• **Assignment**
No pictures in the copy, please: retype all the records exactly.
* * * *
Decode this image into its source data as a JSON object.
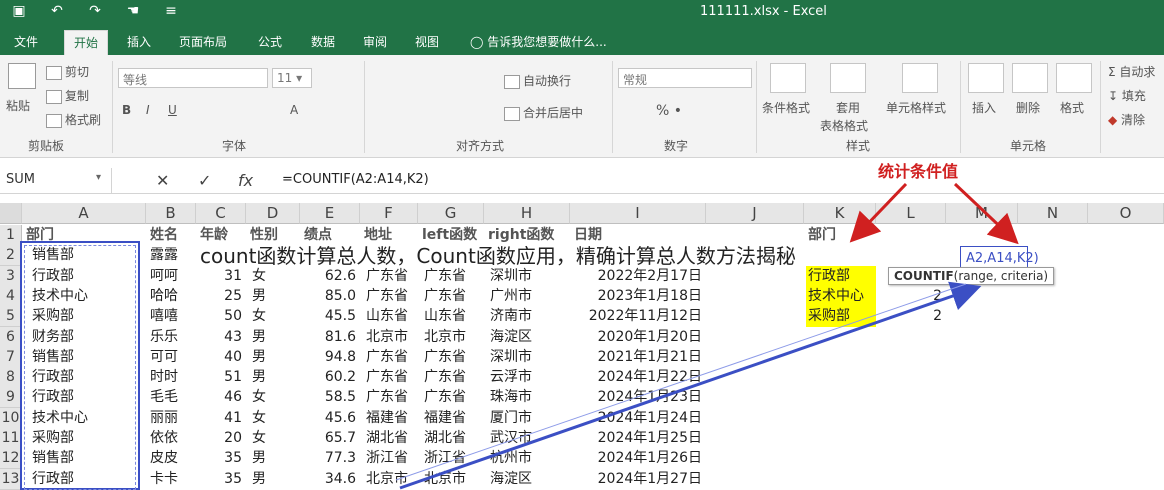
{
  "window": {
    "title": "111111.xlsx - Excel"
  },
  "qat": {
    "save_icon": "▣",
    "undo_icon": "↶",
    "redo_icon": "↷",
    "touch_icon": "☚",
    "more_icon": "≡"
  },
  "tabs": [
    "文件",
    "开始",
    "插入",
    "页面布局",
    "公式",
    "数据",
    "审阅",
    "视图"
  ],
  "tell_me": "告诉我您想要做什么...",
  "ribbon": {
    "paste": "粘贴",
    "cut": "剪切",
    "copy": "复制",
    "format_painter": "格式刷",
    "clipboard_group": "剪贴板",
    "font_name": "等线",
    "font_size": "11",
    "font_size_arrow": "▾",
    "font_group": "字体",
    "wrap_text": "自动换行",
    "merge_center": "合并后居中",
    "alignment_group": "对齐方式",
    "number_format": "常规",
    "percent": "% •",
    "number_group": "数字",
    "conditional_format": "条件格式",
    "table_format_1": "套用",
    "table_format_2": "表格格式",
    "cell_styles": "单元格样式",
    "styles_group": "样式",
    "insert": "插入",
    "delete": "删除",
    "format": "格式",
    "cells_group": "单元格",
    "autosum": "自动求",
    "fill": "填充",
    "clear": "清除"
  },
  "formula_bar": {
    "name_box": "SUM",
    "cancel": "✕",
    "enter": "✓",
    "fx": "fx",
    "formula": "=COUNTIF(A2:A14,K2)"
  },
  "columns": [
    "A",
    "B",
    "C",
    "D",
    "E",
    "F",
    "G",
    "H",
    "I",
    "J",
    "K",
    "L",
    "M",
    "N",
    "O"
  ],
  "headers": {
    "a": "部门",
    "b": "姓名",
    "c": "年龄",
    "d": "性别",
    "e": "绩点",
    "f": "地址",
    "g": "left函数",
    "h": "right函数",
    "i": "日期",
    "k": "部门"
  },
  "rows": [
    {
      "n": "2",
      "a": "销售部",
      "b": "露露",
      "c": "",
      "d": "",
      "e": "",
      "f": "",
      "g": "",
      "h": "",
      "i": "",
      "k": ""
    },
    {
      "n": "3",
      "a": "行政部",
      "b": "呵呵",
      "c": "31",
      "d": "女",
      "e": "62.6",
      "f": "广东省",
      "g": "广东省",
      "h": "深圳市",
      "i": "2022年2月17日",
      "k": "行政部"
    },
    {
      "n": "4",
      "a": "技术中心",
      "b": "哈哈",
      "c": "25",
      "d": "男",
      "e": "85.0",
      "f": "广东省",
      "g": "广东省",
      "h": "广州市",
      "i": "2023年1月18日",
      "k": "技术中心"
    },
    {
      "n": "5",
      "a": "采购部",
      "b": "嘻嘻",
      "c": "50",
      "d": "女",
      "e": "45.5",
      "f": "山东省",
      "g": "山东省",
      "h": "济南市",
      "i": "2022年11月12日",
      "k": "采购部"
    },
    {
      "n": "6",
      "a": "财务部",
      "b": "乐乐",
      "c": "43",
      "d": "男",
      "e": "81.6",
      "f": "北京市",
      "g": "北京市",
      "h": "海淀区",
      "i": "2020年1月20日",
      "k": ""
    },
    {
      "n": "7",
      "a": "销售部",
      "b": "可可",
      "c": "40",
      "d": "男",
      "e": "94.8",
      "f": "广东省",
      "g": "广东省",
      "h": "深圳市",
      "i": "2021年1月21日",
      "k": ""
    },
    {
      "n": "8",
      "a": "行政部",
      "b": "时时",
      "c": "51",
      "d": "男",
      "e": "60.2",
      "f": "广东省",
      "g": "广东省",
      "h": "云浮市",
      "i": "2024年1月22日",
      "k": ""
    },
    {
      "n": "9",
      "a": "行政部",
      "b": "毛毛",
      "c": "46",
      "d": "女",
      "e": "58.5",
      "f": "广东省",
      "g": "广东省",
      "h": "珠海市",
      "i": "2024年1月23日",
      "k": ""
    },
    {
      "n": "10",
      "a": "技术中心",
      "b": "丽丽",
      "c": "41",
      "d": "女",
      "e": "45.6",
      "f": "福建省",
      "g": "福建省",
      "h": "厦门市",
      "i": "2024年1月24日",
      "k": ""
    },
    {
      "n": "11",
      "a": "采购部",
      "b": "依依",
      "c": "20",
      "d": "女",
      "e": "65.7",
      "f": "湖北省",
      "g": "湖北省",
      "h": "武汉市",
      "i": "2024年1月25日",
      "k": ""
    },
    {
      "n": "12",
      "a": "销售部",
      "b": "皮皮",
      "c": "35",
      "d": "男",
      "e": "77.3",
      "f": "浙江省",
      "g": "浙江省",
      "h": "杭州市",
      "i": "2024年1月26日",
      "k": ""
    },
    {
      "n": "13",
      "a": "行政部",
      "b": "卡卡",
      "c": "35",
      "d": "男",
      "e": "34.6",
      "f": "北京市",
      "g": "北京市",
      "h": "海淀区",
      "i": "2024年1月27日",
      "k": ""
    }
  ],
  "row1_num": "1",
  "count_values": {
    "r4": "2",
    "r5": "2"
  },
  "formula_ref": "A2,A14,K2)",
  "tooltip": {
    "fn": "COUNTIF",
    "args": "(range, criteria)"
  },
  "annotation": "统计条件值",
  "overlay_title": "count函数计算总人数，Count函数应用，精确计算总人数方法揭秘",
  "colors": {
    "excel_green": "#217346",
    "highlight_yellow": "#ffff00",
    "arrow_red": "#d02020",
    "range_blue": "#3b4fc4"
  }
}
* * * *
• **Task answer**
Decode this image into its source data as a JSON object.
{
  "window": {
    "title": "111111.xlsx - Excel"
  },
  "qat": {
    "save_icon": "▣",
    "undo_icon": "↶",
    "redo_icon": "↷",
    "touch_icon": "☚",
    "more_icon": "≡"
  },
  "tabs": [
    "文件",
    "开始",
    "插入",
    "页面布局",
    "公式",
    "数据",
    "审阅",
    "视图"
  ],
  "tell_me": "告诉我您想要做什么...",
  "ribbon": {
    "paste": "粘贴",
    "cut": "剪切",
    "copy": "复制",
    "format_painter": "格式刷",
    "clipboard_group": "剪贴板",
    "font_name": "等线",
    "font_size": "11",
    "font_size_arrow": "▾",
    "font_group": "字体",
    "wrap_text": "自动换行",
    "merge_center": "合并后居中",
    "alignment_group": "对齐方式",
    "number_format": "常规",
    "percent": "% •",
    "number_group": "数字",
    "conditional_format": "条件格式",
    "table_format_1": "套用",
    "table_format_2": "表格格式",
    "cell_styles": "单元格样式",
    "styles_group": "样式",
    "insert": "插入",
    "delete": "删除",
    "format": "格式",
    "cells_group": "单元格",
    "autosum": "自动求",
    "fill": "填充",
    "clear": "清除"
  },
  "formula_bar": {
    "name_box": "SUM",
    "cancel": "✕",
    "enter": "✓",
    "fx": "fx",
    "formula": "=COUNTIF(A2:A14,K2)"
  },
  "columns": [
    "A",
    "B",
    "C",
    "D",
    "E",
    "F",
    "G",
    "H",
    "I",
    "J",
    "K",
    "L",
    "M",
    "N",
    "O"
  ],
  "headers": {
    "a": "部门",
    "b": "姓名",
    "c": "年龄",
    "d": "性别",
    "e": "绩点",
    "f": "地址",
    "g": "left函数",
    "h": "right函数",
    "i": "日期",
    "k": "部门"
  },
  "rows": [
    {
      "n": "2",
      "a": "销售部",
      "b": "露露",
      "c": "",
      "d": "",
      "e": "",
      "f": "",
      "g": "",
      "h": "",
      "i": "",
      "k": ""
    },
    {
      "n": "3",
      "a": "行政部",
      "b": "呵呵",
      "c": "31",
      "d": "女",
      "e": "62.6",
      "f": "广东省",
      "g": "广东省",
      "h": "深圳市",
      "i": "2022年2月17日",
      "k": "行政部"
    },
    {
      "n": "4",
      "a": "技术中心",
      "b": "哈哈",
      "c": "25",
      "d": "男",
      "e": "85.0",
      "f": "广东省",
      "g": "广东省",
      "h": "广州市",
      "i": "2023年1月18日",
      "k": "技术中心"
    },
    {
      "n": "5",
      "a": "采购部",
      "b": "嘻嘻",
      "c": "50",
      "d": "女",
      "e": "45.5",
      "f": "山东省",
      "g": "山东省",
      "h": "济南市",
      "i": "2022年11月12日",
      "k": "采购部"
    },
    {
      "n": "6",
      "a": "财务部",
      "b": "乐乐",
      "c": "43",
      "d": "男",
      "e": "81.6",
      "f": "北京市",
      "g": "北京市",
      "h": "海淀区",
      "i": "2020年1月20日",
      "k": ""
    },
    {
      "n": "7",
      "a": "销售部",
      "b": "可可",
      "c": "40",
      "d": "男",
      "e": "94.8",
      "f": "广东省",
      "g": "广东省",
      "h": "深圳市",
      "i": "2021年1月21日",
      "k": ""
    },
    {
      "n": "8",
      "a": "行政部",
      "b": "时时",
      "c": "51",
      "d": "男",
      "e": "60.2",
      "f": "广东省",
      "g": "广东省",
      "h": "云浮市",
      "i": "2024年1月22日",
      "k": ""
    },
    {
      "n": "9",
      "a": "行政部",
      "b": "毛毛",
      "c": "46",
      "d": "女",
      "e": "58.5",
      "f": "广东省",
      "g": "广东省",
      "h": "珠海市",
      "i": "2024年1月23日",
      "k": ""
    },
    {
      "n": "10",
      "a": "技术中心",
      "b": "丽丽",
      "c": "41",
      "d": "女",
      "e": "45.6",
      "f": "福建省",
      "g": "福建省",
      "h": "厦门市",
      "i": "2024年1月24日",
      "k": ""
    },
    {
      "n": "11",
      "a": "采购部",
      "b": "依依",
      "c": "20",
      "d": "女",
      "e": "65.7",
      "f": "湖北省",
      "g": "湖北省",
      "h": "武汉市",
      "i": "2024年1月25日",
      "k": ""
    },
    {
      "n": "12",
      "a": "销售部",
      "b": "皮皮",
      "c": "35",
      "d": "男",
      "e": "77.3",
      "f": "浙江省",
      "g": "浙江省",
      "h": "杭州市",
      "i": "2024年1月26日",
      "k": ""
    },
    {
      "n": "13",
      "a": "行政部",
      "b": "卡卡",
      "c": "35",
      "d": "男",
      "e": "34.6",
      "f": "北京市",
      "g": "北京市",
      "h": "海淀区",
      "i": "2024年1月27日",
      "k": ""
    }
  ],
  "row1_num": "1",
  "count_values": {
    "r4": "2",
    "r5": "2"
  },
  "formula_ref": "A2,A14,K2)",
  "tooltip": {
    "fn": "COUNTIF",
    "args": "(range, criteria)"
  },
  "annotation": "统计条件值",
  "overlay_title": "count函数计算总人数，Count函数应用，精确计算总人数方法揭秘",
  "colors": {
    "excel_green": "#217346",
    "highlight_yellow": "#ffff00",
    "arrow_red": "#d02020",
    "range_blue": "#3b4fc4"
  }
}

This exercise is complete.